Copy out each line of the material below that holds the string "JSON".
- - - -
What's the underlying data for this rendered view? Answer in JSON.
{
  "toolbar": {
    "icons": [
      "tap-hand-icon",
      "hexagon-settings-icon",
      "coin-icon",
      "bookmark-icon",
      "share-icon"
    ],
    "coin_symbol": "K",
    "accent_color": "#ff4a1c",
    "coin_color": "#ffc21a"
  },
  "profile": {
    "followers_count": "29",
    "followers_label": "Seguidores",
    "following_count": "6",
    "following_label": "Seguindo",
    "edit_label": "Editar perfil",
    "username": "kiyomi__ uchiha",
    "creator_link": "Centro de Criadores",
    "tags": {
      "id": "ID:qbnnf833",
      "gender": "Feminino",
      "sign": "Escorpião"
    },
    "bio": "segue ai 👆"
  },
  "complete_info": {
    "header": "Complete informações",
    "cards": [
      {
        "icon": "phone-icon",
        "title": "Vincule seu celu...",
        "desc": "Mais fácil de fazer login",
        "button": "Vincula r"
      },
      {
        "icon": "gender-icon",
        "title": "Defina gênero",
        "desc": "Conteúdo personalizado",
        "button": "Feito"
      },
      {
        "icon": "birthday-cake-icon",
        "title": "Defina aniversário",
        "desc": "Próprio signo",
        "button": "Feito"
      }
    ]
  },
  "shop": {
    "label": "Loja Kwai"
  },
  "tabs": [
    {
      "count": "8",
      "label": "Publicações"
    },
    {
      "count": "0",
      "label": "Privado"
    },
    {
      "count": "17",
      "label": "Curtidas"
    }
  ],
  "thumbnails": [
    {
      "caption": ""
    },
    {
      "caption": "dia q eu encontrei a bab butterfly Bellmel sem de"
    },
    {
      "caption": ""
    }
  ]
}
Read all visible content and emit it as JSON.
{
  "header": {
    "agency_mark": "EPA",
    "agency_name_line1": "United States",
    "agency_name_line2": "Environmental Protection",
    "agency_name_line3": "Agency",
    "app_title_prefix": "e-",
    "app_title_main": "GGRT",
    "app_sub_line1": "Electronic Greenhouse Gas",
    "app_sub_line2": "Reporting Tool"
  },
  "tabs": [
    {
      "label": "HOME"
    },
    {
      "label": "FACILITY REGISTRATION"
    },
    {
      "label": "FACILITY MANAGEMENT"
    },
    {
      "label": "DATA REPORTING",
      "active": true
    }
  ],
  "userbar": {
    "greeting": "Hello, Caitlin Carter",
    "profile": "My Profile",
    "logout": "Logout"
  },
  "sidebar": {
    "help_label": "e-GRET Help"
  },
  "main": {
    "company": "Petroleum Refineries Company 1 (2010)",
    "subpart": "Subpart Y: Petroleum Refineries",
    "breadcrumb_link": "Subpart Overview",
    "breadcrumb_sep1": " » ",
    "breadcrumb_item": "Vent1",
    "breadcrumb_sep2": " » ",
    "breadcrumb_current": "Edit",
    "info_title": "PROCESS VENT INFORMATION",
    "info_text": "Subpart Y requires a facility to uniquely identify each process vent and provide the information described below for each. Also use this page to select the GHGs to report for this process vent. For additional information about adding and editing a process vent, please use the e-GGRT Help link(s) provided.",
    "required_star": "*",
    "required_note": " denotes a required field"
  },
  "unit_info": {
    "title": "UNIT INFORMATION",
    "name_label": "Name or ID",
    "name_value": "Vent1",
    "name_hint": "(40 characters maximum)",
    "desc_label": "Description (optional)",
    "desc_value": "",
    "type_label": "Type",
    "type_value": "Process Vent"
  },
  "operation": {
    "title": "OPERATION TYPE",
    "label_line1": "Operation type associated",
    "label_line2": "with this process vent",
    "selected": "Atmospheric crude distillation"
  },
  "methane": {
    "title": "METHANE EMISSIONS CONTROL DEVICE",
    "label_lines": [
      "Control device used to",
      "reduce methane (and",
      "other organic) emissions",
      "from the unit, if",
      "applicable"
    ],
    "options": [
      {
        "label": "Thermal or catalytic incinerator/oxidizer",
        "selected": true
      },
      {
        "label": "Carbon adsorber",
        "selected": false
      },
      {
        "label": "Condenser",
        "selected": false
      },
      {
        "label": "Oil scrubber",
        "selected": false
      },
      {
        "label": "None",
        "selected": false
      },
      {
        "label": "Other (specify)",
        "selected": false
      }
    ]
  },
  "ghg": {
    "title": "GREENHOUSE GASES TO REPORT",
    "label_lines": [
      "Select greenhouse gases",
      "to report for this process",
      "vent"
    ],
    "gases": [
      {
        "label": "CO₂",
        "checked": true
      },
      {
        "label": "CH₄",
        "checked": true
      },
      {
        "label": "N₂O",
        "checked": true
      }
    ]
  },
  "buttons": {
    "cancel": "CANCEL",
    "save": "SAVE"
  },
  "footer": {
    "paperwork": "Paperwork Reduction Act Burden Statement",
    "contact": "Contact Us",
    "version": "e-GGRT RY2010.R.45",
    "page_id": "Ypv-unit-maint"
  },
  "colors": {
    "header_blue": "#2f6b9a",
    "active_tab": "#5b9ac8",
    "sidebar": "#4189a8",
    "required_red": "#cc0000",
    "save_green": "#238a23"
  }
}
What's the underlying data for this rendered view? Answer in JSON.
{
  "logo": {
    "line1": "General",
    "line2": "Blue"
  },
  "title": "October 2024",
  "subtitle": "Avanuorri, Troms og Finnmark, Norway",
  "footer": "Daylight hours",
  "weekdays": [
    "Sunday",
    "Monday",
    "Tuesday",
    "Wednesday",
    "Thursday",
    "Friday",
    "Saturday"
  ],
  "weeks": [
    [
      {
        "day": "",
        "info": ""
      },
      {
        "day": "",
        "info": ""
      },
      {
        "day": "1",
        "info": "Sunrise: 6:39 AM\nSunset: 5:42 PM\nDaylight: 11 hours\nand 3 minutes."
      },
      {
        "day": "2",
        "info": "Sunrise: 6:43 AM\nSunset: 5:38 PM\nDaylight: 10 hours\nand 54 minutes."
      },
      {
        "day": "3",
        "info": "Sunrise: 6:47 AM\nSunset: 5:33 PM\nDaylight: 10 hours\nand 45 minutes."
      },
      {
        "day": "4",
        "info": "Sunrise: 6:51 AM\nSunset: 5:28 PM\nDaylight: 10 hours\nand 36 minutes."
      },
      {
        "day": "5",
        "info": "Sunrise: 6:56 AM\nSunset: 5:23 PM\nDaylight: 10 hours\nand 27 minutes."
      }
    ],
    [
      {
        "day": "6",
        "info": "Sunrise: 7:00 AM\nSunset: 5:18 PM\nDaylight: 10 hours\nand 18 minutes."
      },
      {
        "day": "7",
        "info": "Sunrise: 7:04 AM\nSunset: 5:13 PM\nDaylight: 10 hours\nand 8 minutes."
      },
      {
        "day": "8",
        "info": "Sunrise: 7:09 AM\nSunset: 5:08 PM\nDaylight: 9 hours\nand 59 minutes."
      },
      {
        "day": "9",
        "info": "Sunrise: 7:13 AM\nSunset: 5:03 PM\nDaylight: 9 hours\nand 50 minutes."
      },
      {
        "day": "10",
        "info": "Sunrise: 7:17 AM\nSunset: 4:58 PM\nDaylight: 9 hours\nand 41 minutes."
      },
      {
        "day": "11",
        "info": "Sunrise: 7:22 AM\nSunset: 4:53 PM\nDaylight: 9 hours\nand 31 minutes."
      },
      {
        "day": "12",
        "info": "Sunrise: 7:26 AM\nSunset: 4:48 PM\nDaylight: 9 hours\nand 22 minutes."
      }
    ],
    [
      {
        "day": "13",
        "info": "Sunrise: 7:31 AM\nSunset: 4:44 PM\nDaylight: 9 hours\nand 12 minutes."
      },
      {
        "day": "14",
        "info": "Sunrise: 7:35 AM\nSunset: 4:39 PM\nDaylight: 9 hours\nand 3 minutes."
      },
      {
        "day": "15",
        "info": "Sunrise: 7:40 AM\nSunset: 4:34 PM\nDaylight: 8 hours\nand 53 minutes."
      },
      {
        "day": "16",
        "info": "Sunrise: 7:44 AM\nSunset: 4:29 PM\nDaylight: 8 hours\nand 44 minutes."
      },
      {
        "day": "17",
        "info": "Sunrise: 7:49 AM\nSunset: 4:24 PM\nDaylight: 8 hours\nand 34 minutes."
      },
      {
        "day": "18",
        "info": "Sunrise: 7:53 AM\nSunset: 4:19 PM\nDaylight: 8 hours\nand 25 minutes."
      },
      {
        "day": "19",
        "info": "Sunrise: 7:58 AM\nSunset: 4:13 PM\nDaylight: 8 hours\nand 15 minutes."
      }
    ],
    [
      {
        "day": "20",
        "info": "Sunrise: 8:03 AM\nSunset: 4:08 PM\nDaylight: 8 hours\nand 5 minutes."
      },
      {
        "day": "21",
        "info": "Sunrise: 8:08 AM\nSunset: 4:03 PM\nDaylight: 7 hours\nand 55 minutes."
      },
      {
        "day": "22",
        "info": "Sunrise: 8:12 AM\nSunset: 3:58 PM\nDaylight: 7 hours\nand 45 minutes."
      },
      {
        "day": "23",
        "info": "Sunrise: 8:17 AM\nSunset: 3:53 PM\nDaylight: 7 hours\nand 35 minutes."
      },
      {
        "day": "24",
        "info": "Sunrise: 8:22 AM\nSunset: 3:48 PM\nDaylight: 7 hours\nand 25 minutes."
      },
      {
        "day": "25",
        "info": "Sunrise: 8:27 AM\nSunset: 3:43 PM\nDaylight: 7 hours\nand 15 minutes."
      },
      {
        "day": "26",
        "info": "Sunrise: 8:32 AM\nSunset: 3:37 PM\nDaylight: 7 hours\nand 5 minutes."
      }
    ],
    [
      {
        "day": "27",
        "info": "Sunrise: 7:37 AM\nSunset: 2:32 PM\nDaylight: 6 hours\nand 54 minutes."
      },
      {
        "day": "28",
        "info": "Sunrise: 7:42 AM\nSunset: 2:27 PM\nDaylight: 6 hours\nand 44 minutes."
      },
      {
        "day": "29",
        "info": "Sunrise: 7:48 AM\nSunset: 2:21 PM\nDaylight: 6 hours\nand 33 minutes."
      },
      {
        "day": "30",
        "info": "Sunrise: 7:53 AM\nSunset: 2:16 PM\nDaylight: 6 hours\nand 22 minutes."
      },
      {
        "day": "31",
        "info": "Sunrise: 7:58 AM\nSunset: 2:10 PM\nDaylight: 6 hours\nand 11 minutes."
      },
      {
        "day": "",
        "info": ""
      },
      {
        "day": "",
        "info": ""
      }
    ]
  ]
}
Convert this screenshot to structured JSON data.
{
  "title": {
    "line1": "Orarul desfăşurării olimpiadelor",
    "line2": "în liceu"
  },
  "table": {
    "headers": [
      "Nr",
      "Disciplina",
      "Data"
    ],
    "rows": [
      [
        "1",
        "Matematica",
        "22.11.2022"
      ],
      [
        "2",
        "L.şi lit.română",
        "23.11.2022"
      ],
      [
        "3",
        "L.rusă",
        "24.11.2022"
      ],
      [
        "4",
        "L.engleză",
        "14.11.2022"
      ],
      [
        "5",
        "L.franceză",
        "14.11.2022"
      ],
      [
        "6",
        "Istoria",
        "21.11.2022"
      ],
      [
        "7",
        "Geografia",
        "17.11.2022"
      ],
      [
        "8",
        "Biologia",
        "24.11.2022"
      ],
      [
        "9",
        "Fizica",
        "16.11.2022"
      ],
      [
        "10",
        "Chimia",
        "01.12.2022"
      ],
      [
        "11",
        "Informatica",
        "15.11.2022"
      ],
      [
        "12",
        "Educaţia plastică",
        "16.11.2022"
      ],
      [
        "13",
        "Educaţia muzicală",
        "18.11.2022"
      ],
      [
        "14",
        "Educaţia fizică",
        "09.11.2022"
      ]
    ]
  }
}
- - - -
**SOLUTION**
What's the underlying data for this rendered view? Answer in JSON.
Read all visible content and emit it as JSON.
What's the underlying data for this rendered view? Answer in JSON.
Convert this screenshot to structured JSON data.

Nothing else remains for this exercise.